Study examines discrimination among homeless adults in Toronto with mental illness
Vulnerable populations in ethnically diverse Toronto reported more discrimination by health care workers based on their housing status, mental health or substance abuse issues than race, a new study has found.
Forty-two per cent of people surveyed reported at least one form of perceived discrimination by health care workers, lead author Dr. Vicky Stergiopoulos wrote in a paper published today in the journal BMC Health Services Research.
The most prevalent form of perceived discrimination was due to mental illness or substance abuse (33 per cent) and homelessness or poverty (30 per cent), said Dr. Stergiopoulos, psychiatrist-in-chief at St. Michael's Hospital.

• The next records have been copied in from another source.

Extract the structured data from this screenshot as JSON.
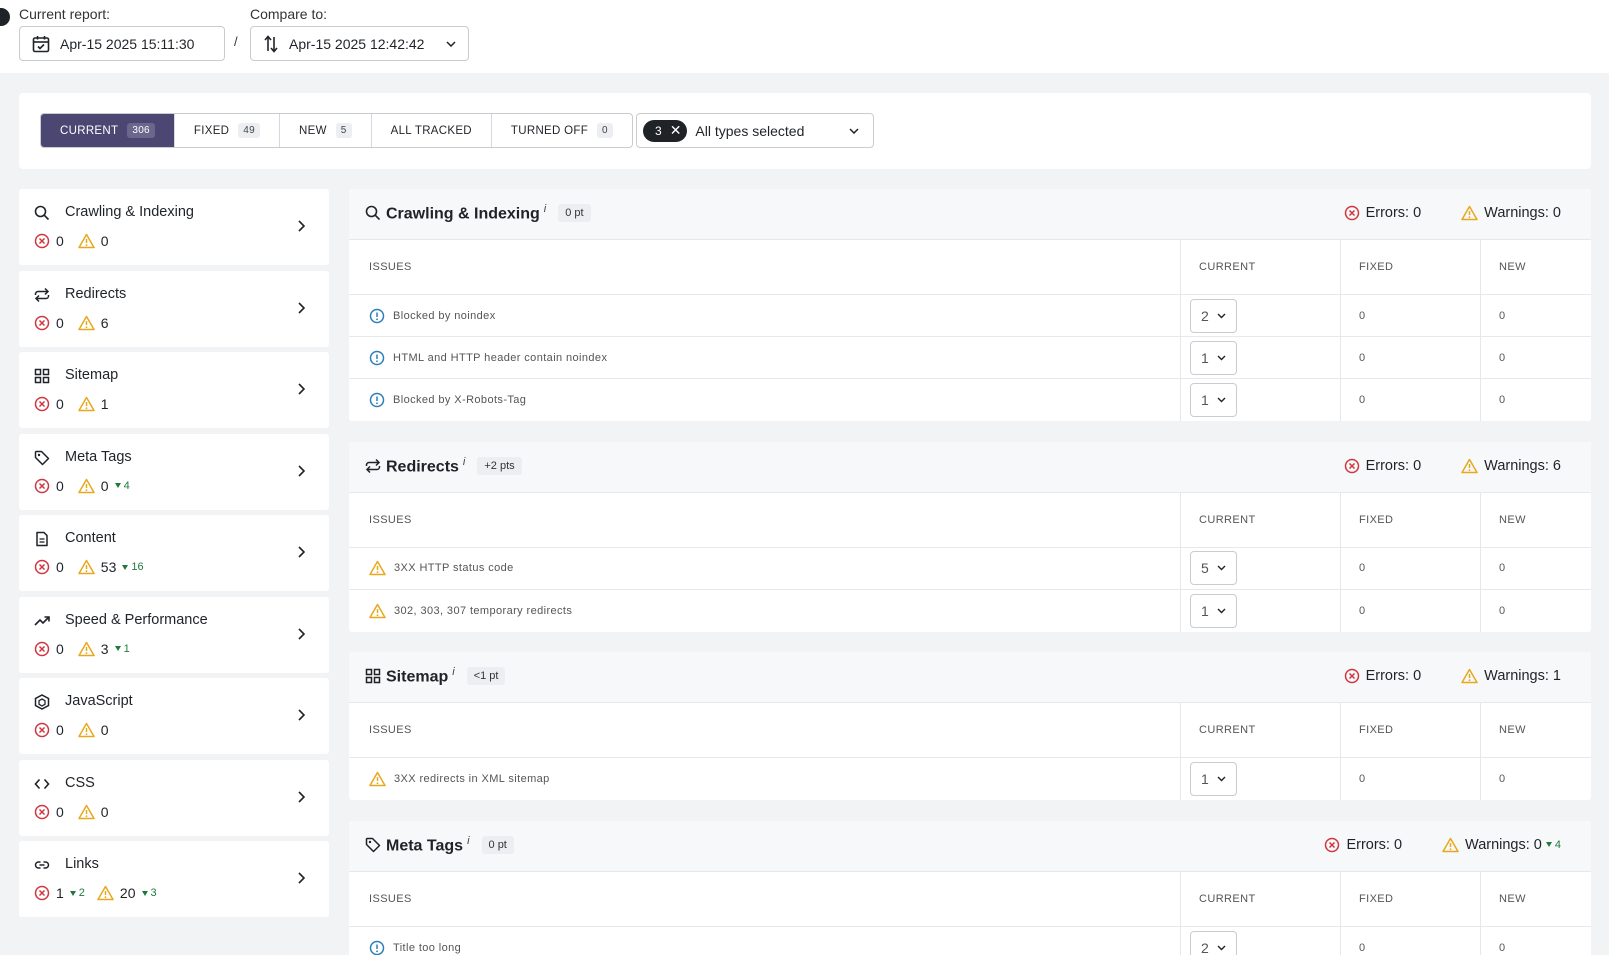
{
  "header": {
    "current_label": "Current report:",
    "current_value": "Apr-15 2025 15:11:30",
    "separator": "/",
    "compare_label": "Compare to:",
    "compare_value": "Apr-15 2025 12:42:42"
  },
  "filters": {
    "tabs": [
      {
        "label": "CURRENT",
        "count": "306"
      },
      {
        "label": "FIXED",
        "count": "49"
      },
      {
        "label": "NEW",
        "count": "5"
      },
      {
        "label": "ALL TRACKED",
        "count": ""
      },
      {
        "label": "TURNED OFF",
        "count": "0"
      }
    ],
    "types_count": "3",
    "types_label": "All types selected"
  },
  "sidebar": {
    "items": [
      {
        "label": "Crawling & Indexing",
        "icon": "search-icon",
        "errors": "0",
        "warnings": "0",
        "errors_delta": "",
        "warnings_delta": ""
      },
      {
        "label": "Redirects",
        "icon": "redirect-icon",
        "errors": "0",
        "warnings": "6",
        "errors_delta": "",
        "warnings_delta": ""
      },
      {
        "label": "Sitemap",
        "icon": "grid-icon",
        "errors": "0",
        "warnings": "1",
        "errors_delta": "",
        "warnings_delta": ""
      },
      {
        "label": "Meta Tags",
        "icon": "tag-icon",
        "errors": "0",
        "warnings": "0",
        "errors_delta": "",
        "warnings_delta": "4"
      },
      {
        "label": "Content",
        "icon": "document-icon",
        "errors": "0",
        "warnings": "53",
        "errors_delta": "",
        "warnings_delta": "16"
      },
      {
        "label": "Speed & Performance",
        "icon": "trending-icon",
        "errors": "0",
        "warnings": "3",
        "errors_delta": "",
        "warnings_delta": "1"
      },
      {
        "label": "JavaScript",
        "icon": "js-icon",
        "errors": "0",
        "warnings": "0",
        "errors_delta": "",
        "warnings_delta": ""
      },
      {
        "label": "CSS",
        "icon": "code-icon",
        "errors": "0",
        "warnings": "0",
        "errors_delta": "",
        "warnings_delta": ""
      },
      {
        "label": "Links",
        "icon": "link-icon",
        "errors": "1",
        "warnings": "20",
        "errors_delta": "2",
        "warnings_delta": "3"
      }
    ]
  },
  "table_headers": {
    "issues": "ISSUES",
    "current": "CURRENT",
    "fixed": "FIXED",
    "new": "NEW"
  },
  "sections": [
    {
      "title": "Crawling & Indexing",
      "info": "i",
      "points": "0 pt",
      "errors_label": "Errors: 0",
      "warnings_label": "Warnings: 0",
      "warnings_delta": "",
      "rows": [
        {
          "type": "notice",
          "issue": "Blocked by noindex",
          "current": "2",
          "fixed": "0",
          "new": "0"
        },
        {
          "type": "notice",
          "issue": "HTML and HTTP header contain noindex",
          "current": "1",
          "fixed": "0",
          "new": "0"
        },
        {
          "type": "notice",
          "issue": "Blocked by X-Robots-Tag",
          "current": "1",
          "fixed": "0",
          "new": "0"
        }
      ]
    },
    {
      "title": "Redirects",
      "info": "i",
      "points": "+2 pts",
      "errors_label": "Errors: 0",
      "warnings_label": "Warnings: 6",
      "warnings_delta": "",
      "rows": [
        {
          "type": "warning",
          "issue": "3XX HTTP status code",
          "current": "5",
          "fixed": "0",
          "new": "0"
        },
        {
          "type": "warning",
          "issue": "302, 303, 307 temporary redirects",
          "current": "1",
          "fixed": "0",
          "new": "0"
        }
      ]
    },
    {
      "title": "Sitemap",
      "info": "i",
      "points": "<1 pt",
      "errors_label": "Errors: 0",
      "warnings_label": "Warnings: 1",
      "warnings_delta": "",
      "rows": [
        {
          "type": "warning",
          "issue": "3XX redirects in XML sitemap",
          "current": "1",
          "fixed": "0",
          "new": "0"
        }
      ]
    },
    {
      "title": "Meta Tags",
      "info": "i",
      "points": "0 pt",
      "errors_label": "Errors: 0",
      "warnings_label": "Warnings: 0",
      "warnings_delta": "4",
      "rows": [
        {
          "type": "notice",
          "issue": "Title too long",
          "current": "2",
          "fixed": "0",
          "new": "0"
        }
      ]
    }
  ],
  "colors": {
    "accent": "#4b4772",
    "error": "#d1363f",
    "warning": "#e7a81d",
    "notice": "#2c7fb8",
    "positive": "#1e7a3c"
  }
}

Only 20 per cent of non-Caucasian and 15 per cent of overall participants reported discrimination due to race, ethnicity or skin colour, said Dr. Stergiopoulos, who is also a scientist in the hospital's Center for Research on Inner City Health.
Data for this research came from the Toronto site of the At Home/Chez Soi randomized controlled trial of providing safe, quality housing to homeless adults with mental illness to help them better focus on recovery.
All types of discrimination in health care settings were associated with more frequent use of Emergency Departments, a greater severity of lifetime substance abuse and mental health problems, Dr. Stergiopoulos said.
Perceiving discrimination of one type was associated with increased likelihood of perceiving other kinds of discrimination: those who reported discrimination due to homelessness or poverty were 32 times more likely to report discrimination due to mental illness or substance abuse. Those who experienced discrimination due to mental illness or substance abuse were almost nine times more likely to report discrimination due to race, ethnicity or skin colour.
"The findings suggest that among ethnically diverse homeless adults with mental illness in a large urban centre in Canada, perceived discrimination in health care settings in common," Dr. Stergiopoulos said.
She said the most common complaint was a lack of respectful treatment by various practitioners.
"Discrimination can have a significant impact on the lives of those affected," Dr. Stergiopoulos said. "The stress of perceived discrimination negatively affects mental and physical health, poverty and social marginalization, and may increase the likelihood of risky behavior. Discrimination by health care providers can be a key barrier to obtaining needed services, resulting in avoidance or delays in seeking treatment, underdiagnosis and mistreatment, nonadherence with or discontinuation of treatment and poor treatment outcomes."
Dr. Stergiopoulos said understanding discrimination in health care is the first step toward designing policies and interventions to address health disparities among disadvantaged populations.
She noted that homeless people with mental illness are already among the most marginalized patient groups, reporting high levels of unmet health needs.